I found this quote powerfully strengthening and uplifting today. I encourage you to look up the verses and read them in their context.
From John Piper's new book, Spectacular Sins, pp. 50-51:
Eight Things to Do with Evil
On the one hand:
Expect evil. “Do not be surprised at the fiery trial when it comes upon you to test you, as though something strange were happening to you” (1 Pet. 4:12).
Endure evil. “Love bears all thing, believes all things, hopes all things, endures all things” (1 Cor. 13:7; cf. Mark 13:13).
Give thanks for the refining effect of evil that comes against you. “Give thanks always and for everything to God the Father in the name of our Lord Jesus Christ” (Eph. 5:20; cf. 1 Thess. 5:18). “We rejoice in our sufferings, knowing that suffering produces endurance . . .” (Rom. 5:3–5).
Hate evil. “Let love be genuine. Abhor what is evil; hold fast to what is good” (Rom. 12:9).
Pray for escape from evil. “Lead us not into temptation, but deliver us from evil” (Matt. 6:13).
Expose evil. “Take no part in the unfruitful works of darkness, but instead expose them” (Eph. 5:11).

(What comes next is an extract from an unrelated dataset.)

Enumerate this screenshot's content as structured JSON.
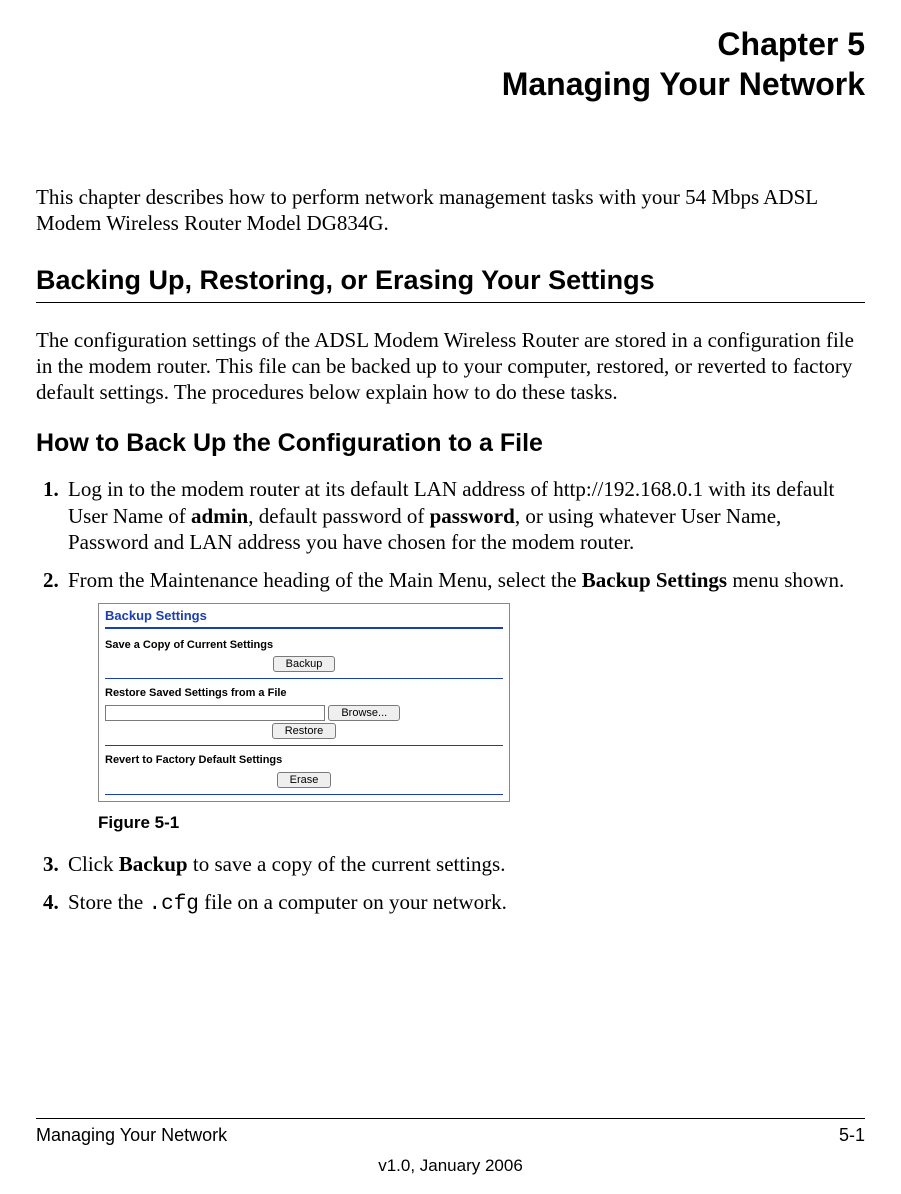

Overcome evil with good. “Do not be overcome by evil, but overcome evil with good” (Rom. 12:21).
Resist evil. “Resist the devil and he will flee from you” (Jas. 4:7).
Four Things Never to Do with Evil
But on the other hand:
Never despair that this evil world is out of God’s control. “[He] works all things according to the counsel of his will” (Eph. 1:11).
Never give in to the sense that because of seemingly random evil, life is absurd and meaningless. “How unsearchable are his judgments and how inscrutable his ways! . . . For from him and through him and to him are all things. To him be glory forever” (Rom. 11:33, 36).
Never yield to the thought that God sins or is ever unjust or unrighteous in the way he governs the universe. “The Lord is righteous in all his ways” (Ps. 145:17).
Never doubt that God is totally for you in Christ. If you trust him with your life, you are in Christ. Never doubt that all the evil that befalls you—even if it takes your life—is God’s loving, purifying, saving, fatherly discipline. It is not an expression of his punishment in wrath. That wrath fell on Jesus Christ our substitute (Gal. 3:13; Rom. 8:3). Only mercy comes to us from God, not wrath, if we are his children through faith in Jesus. “The Lord disciplines the one he loves, and chastises every son whom he receives” (Heb. 12:6).